(Items from an interface collection)
========

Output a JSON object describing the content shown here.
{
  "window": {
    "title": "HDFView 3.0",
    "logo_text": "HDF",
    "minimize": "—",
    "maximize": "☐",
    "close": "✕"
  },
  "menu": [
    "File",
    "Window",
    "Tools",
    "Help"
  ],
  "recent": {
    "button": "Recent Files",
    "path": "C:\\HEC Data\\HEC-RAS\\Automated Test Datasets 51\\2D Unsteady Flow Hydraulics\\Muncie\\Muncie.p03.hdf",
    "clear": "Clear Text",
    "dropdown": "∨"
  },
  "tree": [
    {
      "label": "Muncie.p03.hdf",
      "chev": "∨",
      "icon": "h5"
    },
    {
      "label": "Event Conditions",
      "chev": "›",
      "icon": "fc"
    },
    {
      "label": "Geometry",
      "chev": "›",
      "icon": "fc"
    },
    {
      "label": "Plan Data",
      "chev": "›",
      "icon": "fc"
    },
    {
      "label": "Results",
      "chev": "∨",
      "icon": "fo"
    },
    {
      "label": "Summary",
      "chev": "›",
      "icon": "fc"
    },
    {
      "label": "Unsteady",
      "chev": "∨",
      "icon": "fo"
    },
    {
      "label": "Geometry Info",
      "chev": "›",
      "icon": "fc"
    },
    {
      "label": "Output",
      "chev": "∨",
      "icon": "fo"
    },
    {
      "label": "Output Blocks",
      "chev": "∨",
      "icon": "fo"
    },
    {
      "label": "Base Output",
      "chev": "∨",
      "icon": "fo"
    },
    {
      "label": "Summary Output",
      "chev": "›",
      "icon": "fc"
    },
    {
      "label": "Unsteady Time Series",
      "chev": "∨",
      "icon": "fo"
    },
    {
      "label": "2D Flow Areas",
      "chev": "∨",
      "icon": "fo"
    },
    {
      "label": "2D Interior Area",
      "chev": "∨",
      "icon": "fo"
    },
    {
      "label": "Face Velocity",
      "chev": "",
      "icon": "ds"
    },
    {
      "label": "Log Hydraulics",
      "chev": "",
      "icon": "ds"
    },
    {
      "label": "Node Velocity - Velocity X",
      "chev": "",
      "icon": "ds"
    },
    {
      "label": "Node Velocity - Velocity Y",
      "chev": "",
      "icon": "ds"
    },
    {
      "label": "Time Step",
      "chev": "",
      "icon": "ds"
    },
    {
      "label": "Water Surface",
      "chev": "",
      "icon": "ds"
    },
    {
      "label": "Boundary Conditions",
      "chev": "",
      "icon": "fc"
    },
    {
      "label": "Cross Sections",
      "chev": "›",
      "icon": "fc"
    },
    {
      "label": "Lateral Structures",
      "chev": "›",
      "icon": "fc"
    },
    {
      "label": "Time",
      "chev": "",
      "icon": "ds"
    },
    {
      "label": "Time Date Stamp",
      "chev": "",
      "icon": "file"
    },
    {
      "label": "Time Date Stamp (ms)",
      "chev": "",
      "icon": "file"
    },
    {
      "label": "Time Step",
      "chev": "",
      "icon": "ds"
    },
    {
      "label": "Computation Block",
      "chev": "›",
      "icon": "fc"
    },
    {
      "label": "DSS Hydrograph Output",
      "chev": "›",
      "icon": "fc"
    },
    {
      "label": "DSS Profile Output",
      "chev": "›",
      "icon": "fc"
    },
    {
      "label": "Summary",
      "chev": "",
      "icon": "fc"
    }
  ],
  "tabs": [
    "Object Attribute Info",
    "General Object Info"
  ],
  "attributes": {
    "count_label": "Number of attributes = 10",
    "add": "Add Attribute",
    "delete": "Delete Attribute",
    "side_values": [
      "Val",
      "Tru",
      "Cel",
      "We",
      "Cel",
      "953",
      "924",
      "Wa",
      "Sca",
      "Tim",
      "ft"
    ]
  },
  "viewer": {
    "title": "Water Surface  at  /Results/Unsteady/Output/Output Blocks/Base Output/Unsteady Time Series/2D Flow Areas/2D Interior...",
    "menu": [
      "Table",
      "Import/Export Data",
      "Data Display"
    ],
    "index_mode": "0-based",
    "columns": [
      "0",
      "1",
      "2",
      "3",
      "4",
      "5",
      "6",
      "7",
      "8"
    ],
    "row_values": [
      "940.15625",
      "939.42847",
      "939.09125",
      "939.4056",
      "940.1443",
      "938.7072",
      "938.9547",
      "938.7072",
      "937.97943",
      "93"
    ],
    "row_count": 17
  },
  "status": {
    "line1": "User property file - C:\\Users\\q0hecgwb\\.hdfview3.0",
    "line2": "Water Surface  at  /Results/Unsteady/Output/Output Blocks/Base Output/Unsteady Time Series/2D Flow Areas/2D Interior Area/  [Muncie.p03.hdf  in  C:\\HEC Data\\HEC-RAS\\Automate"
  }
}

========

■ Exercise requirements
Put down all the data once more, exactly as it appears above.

■ Solution for this task
Output a JSON object describing the content shown here.
{
  "window": {
    "title": "HDFView 3.0",
    "logo_text": "HDF",
    "minimize": "—",
    "maximize": "☐",
    "close": "✕"
  },
  "menu": [
    "File",
    "Window",
    "Tools",
    "Help"
  ],
  "recent": {
    "button": "Recent Files",
    "path": "C:\\HEC Data\\HEC-RAS\\Automated Test Datasets 51\\2D Unsteady Flow Hydraulics\\Muncie\\Muncie.p03.hdf",
    "clear": "Clear Text",
    "dropdown": "∨"
  },
  "tree": [
    {
      "label": "Muncie.p03.hdf",
      "chev": "∨",
      "icon": "h5"
    },
    {
      "label": "Event Conditions",
      "chev": "›",
      "icon": "fc"
    },
    {
      "label": "Geometry",
      "chev": "›",
      "icon": "fc"
    },
    {
      "label": "Plan Data",
      "chev": "›",
      "icon": "fc"
    },
    {
      "label": "Results",
      "chev": "∨",
      "icon": "fo"
    },
    {
      "label": "Summary",
      "chev": "›",
      "icon": "fc"
    },
    {
      "label": "Unsteady",
      "chev": "∨",
      "icon": "fo"
    },
    {
      "label": "Geometry Info",
      "chev": "›",
      "icon": "fc"
    },
    {
      "label": "Output",
      "chev": "∨",
      "icon": "fo"
    },
    {
      "label": "Output Blocks",
      "chev": "∨",
      "icon": "fo"
    },
    {
      "label": "Base Output",
      "chev": "∨",
      "icon": "fo"
    },
    {
      "label": "Summary Output",
      "chev": "›",
      "icon": "fc"
    },
    {
      "label": "Unsteady Time Series",
      "chev": "∨",
      "icon": "fo"
    },
    {
      "label": "2D Flow Areas",
      "chev": "∨",
      "icon": "fo"
    },
    {
      "label": "2D Interior Area",
      "chev": "∨",
      "icon": "fo"
    },
    {
      "label": "Face Velocity",
      "chev": "",
      "icon": "ds"
    },
    {
      "label": "Log Hydraulics",
      "chev": "",
      "icon": "ds"
    },
    {
      "label": "Node Velocity - Velocity X",
      "chev": "",
      "icon": "ds"
    },
    {
      "label": "Node Velocity - Velocity Y",
      "chev": "",
      "icon": "ds"
    },
    {
      "label": "Time Step",
      "chev": "",
      "icon": "ds"
    },
    {
      "label": "Water Surface",
      "chev": "",
      "icon": "ds"
    },
    {
      "label": "Boundary Conditions",
      "chev": "",
      "icon": "fc"
    },
    {
      "label": "Cross Sections",
      "chev": "›",
      "icon": "fc"
    },
    {
      "label": "Lateral Structures",
      "chev": "›",
      "icon": "fc"
    },
    {
      "label": "Time",
      "chev": "",
      "icon": "ds"
    },
    {
      "label": "Time Date Stamp",
      "chev": "",
      "icon": "file"
    },
    {
      "label": "Time Date Stamp (ms)",
      "chev": "",
      "icon": "file"
    },
    {
      "label": "Time Step",
      "chev": "",
      "icon": "ds"
    },
    {
      "label": "Computation Block",
      "chev": "›",
      "icon": "fc"
    },
    {
      "label": "DSS Hydrograph Output",
      "chev": "›",
      "icon": "fc"
    },
    {
      "label": "DSS Profile Output",
      "chev": "›",
      "icon": "fc"
    },
    {
      "label": "Summary",
      "chev": "",
      "icon": "fc"
    }
  ],
  "tabs": [
    "Object Attribute Info",
    "General Object Info"
  ],
  "attributes": {
    "count_label": "Number of attributes = 10",
    "add": "Add Attribute",
    "delete": "Delete Attribute",
    "side_values": [
      "Val",
      "Tru",
      "Cel",
      "We",
      "Cel",
      "953",
      "924",
      "Wa",
      "Sca",
      "Tim",
      "ft"
    ]
  },
  "viewer": {
    "title": "Water Surface  at  /Results/Unsteady/Output/Output Blocks/Base Output/Unsteady Time Series/2D Flow Areas/2D Interior...",
    "menu": [
      "Table",
      "Import/Export Data",
      "Data Display"
    ],
    "index_mode": "0-based",
    "columns": [
      "0",
      "1",
      "2",
      "3",
      "4",
      "5",
      "6",
      "7",
      "8"
    ],
    "row_values": [
      "940.15625",
      "939.42847",
      "939.09125",
      "939.4056",
      "940.1443",
      "938.7072",
      "938.9547",
      "938.7072",
      "937.97943",
      "93"
    ],
    "row_count": 17
  },
  "status": {
    "line1": "User property file - C:\\Users\\q0hecgwb\\.hdfview3.0",
    "line2": "Water Surface  at  /Results/Unsteady/Output/Output Blocks/Base Output/Unsteady Time Series/2D Flow Areas/2D Interior Area/  [Muncie.p03.hdf  in  C:\\HEC Data\\HEC-RAS\\Automate"
  }
}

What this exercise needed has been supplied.